Performing to Deduct: Tax Rules for Performing Artists

You make your living by performing in front of others, be it through song, dance, spoken word, or some other medium. If you work for a specific venue, you may receive a Form W-2, as they would be considered your employer.

However, if you freelance or receive payments from someone you don’t work for regularly, you are considered self-employed. In these situations, you must report your income on a Schedule C, Profit or Loss from Business. The companies who aid you for your services may provide you with a Form 1099-MISC, Miscellaneous Income. Any self-employment income greater than $400 is subject to taxation requirements regarding filing of a tax return. You will be responsible for paying self-employment income tax, which you may need to do through estimated tax payments with the IRS.

If you have unreimbursed work expenses, you can possibly claim them as a miscellaneous itemized deduction, which will be subject to a 2% limitation of your adjusted gross income. You’ll need to have copies of all of your receipts to prove your expenses should you get audited. Some performance related deductions include:
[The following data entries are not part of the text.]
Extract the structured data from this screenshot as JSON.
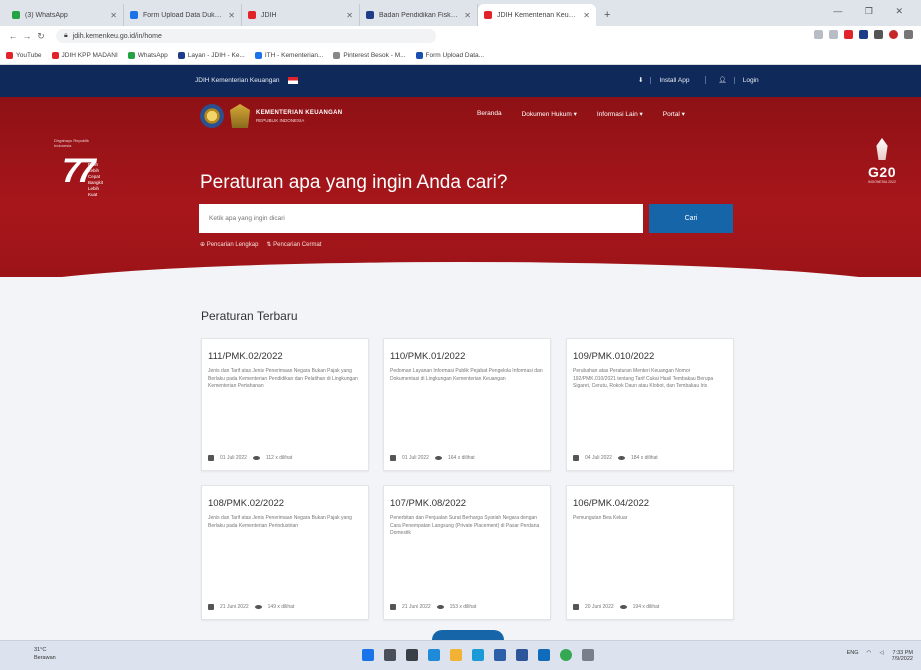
{
  "browser": {
    "tabs": [
      {
        "label": "(3) WhatsApp",
        "active": false,
        "color": "#25a244"
      },
      {
        "label": "Form Upload Data Dukung Pen",
        "active": false,
        "color": "#1a73e8"
      },
      {
        "label": "JDIH",
        "active": false,
        "color": "#e0242a"
      },
      {
        "label": "Badan Pendidikan Fiskal Kem",
        "active": false,
        "color": "#1f3c88"
      },
      {
        "label": "JDIH Kementerian Keuangan",
        "active": true,
        "color": "#e0242a"
      }
    ],
    "new_tab": "+",
    "window_controls": "— ❐ ✕",
    "url": "jdih.kemenkeu.go.id/in/home",
    "bookmarks": [
      "YouTube",
      "JDIH KPP MADANI",
      "WhatsApp",
      "Layan - JDIH - Ke...",
      "ITH - Kementerian...",
      "Pinterest Besok - M...",
      "Form Upload Data..."
    ]
  },
  "site": {
    "topbar_left": "JDIH Kementerian Keuangan",
    "topbar_right": {
      "install": "Install App",
      "login": "Login"
    },
    "logo_line1": "KEMENTERIAN KEUANGAN",
    "logo_line2": "REPUBLIK INDONESIA",
    "nav": [
      "Beranda",
      "Dokumen Hukum ▾",
      "Informasi Lain ▾",
      "Portal ▾"
    ],
    "badge": {
      "number": "77",
      "text": "Pulih Lebih Cepat Bangkit Lebih Kuat",
      "tiny": "Dirgahayu Republik Indonesia"
    },
    "g20": {
      "label": "G20",
      "sub": "INDONESIA 2022"
    },
    "hero_title": "Peraturan apa yang ingin Anda cari?",
    "search": {
      "placeholder": "Ketik apa yang ingin dicari",
      "button": "Cari",
      "link1": "⊕ Pencarian Lengkap",
      "link2": "⇅ Pencarian Cermat"
    },
    "section_title": "Peraturan Terbaru",
    "cards": [
      {
        "title": "111/PMK.02/2022",
        "desc": "Jenis dan Tarif atas Jenis Penerimaan Negara Bukan Pajak yang Berlaku pada Kementerian Pendidikan dan Pelatihan di Lingkungan Kementerian Pertahanan",
        "date": "01 Juli 2022",
        "views": "112 x dilihat"
      },
      {
        "title": "110/PMK.01/2022",
        "desc": "Pedoman Layanan Informasi Publik Pejabat Pengelola Informasi dan Dokumentasi di Lingkungan Kementerian Keuangan",
        "date": "01 Juli 2022",
        "views": "164 x dilihat"
      },
      {
        "title": "109/PMK.010/2022",
        "desc": "Perubahan atas Peraturan Menteri Keuangan Nomor 192/PMK.010/2021 tentang Tarif Cukai Hasil Tembakau Berupa Sigaret, Cerutu, Rokok Daun atau Klobot, dan Tembakau Iris",
        "date": "04 Juli 2022",
        "views": "184 x dilihat"
      },
      {
        "title": "108/PMK.02/2022",
        "desc": "Jenis dan Tarif atas Jenis Penerimaan Negara Bukan Pajak yang Berlaku pada Kementerian Perindustrian",
        "date": "21 Juni 2022",
        "views": "149 x dilihat"
      },
      {
        "title": "107/PMK.08/2022",
        "desc": "Penerbitan dan Penjualan Surat Berharga Syariah Negara dengan Cara Penempatan Langsung (Private Placement) di Pasar Perdana Domestik",
        "date": "21 Juni 2022",
        "views": "153 x dilihat"
      },
      {
        "title": "106/PMK.04/2022",
        "desc": "Pemungutan Bea Keluar",
        "date": "20 Juni 2022",
        "views": "194 x dilihat"
      }
    ]
  },
  "taskbar": {
    "weather_temp": "31°C",
    "weather_text": "Berawan",
    "clock": "7:33 PM",
    "date": "7/9/2022",
    "tray": "ENG"
  }
}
  • Any expenses incurred from the creation of promotional materials such as business cards, portfolio photos, resume services, or website costs.
  • Salaries paid to others acting as an agent, manager, or personal assistant
  • Travel costs for auditions and job searches, meetings and seminars, or professional memberships.
  • The cost of costume alteration, cleaning, or purchases, provided they are not suitable for everyday wear.
  • Any props or stage makeup services used for performances and appearances.
  • Voice or continuing education lessons.
  • Miscellaneous expenses such as memberships to guilds, subscriptions to professional journals, licenses, and home office expenses.

Professional performance artists likely occur expenses in an effort to maintain their persona. In many cases, these expenses can deal directly with physical appearances, including clothing, makeup, hair care, and fitness. Because these expenses are considered personal, and have a benefit outside of the job in everyday life, they are not deductible.

There are certain expenses that are considered work-related and may be able to be deducted. If you are an employee of a company, you can qualify for a dollar-for-dollar adjustment of your income when you file your tax return. You should deduct these expenses as a 2% limited miscellaneous deduction. To qualify for this deduction you must meet all of the requirements:

  • You work for at least two different employers.
  • At minimum, two employers must pay you at least $200 in wages.
  • Your performance-related expenses are greater than 10% of your gross income from the performance.
  • Your adjusted gross income is less than $16,000 prior to any deductions. Married individuals have to file a joint return unless they lived in separate residences. You’ll need to calculate all requirements separately for each spouse. However, the final requirement is related to the combined adjusted gross income of both you and your spouse.